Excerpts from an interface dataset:

☆ ☆ ☆ ☆ ☆

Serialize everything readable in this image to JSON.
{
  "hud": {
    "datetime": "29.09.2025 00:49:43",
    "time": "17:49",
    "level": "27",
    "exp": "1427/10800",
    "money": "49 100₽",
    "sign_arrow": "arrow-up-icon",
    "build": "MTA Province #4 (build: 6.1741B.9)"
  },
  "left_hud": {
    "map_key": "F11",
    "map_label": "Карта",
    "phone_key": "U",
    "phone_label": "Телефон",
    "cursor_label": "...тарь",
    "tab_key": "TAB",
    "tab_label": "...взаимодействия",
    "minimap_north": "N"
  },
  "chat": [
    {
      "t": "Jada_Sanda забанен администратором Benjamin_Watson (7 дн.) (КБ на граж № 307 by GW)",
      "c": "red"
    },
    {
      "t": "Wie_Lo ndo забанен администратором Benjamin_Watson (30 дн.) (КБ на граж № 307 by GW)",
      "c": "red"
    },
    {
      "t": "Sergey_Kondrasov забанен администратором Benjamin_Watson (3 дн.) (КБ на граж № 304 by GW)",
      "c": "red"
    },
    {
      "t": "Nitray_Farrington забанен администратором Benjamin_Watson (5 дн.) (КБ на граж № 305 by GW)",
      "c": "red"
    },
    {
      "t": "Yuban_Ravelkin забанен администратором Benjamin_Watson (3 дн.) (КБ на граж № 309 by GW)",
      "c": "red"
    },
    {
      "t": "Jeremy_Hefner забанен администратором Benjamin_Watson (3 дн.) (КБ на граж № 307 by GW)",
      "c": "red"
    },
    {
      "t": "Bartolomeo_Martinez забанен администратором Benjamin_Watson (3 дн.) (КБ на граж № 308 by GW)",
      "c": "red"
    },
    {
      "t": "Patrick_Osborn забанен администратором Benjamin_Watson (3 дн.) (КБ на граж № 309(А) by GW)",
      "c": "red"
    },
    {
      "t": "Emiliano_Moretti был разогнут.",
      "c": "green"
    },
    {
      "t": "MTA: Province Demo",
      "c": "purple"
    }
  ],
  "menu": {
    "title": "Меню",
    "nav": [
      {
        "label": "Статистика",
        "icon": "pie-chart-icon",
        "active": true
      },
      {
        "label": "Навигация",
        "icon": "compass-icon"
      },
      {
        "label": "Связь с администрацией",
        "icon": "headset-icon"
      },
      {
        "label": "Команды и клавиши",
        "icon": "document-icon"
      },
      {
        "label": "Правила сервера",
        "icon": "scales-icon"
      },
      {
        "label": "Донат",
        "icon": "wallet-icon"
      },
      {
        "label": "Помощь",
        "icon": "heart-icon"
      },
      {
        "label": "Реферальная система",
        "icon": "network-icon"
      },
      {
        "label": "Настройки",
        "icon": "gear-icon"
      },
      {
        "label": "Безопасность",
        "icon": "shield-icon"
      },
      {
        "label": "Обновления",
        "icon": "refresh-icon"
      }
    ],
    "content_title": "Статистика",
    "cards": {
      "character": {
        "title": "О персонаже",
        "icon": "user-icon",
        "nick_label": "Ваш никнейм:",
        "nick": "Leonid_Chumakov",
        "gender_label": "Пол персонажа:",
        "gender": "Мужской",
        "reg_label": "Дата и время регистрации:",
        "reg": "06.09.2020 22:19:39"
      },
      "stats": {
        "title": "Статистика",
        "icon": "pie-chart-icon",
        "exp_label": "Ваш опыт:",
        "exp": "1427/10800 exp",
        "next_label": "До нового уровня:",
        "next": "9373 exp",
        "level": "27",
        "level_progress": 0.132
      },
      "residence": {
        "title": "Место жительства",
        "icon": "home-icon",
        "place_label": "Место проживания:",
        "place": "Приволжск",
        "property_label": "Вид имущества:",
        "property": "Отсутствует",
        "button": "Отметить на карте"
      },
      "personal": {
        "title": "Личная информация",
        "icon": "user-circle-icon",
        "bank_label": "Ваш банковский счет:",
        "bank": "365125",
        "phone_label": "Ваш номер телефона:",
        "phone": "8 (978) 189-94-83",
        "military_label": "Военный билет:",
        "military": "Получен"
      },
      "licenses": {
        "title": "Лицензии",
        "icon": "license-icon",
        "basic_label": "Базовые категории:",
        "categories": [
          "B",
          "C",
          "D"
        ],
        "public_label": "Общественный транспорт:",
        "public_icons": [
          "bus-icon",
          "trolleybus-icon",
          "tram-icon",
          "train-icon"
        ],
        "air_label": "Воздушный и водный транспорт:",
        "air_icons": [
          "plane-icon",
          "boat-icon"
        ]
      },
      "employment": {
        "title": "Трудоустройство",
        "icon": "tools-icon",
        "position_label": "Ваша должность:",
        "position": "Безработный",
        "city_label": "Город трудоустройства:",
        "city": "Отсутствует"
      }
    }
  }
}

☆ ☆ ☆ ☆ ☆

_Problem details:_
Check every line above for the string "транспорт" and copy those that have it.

_Exercise output:_
        "public_label": "Общественный транспорт:",
        "air_label": "Воздушный и водный транспорт:",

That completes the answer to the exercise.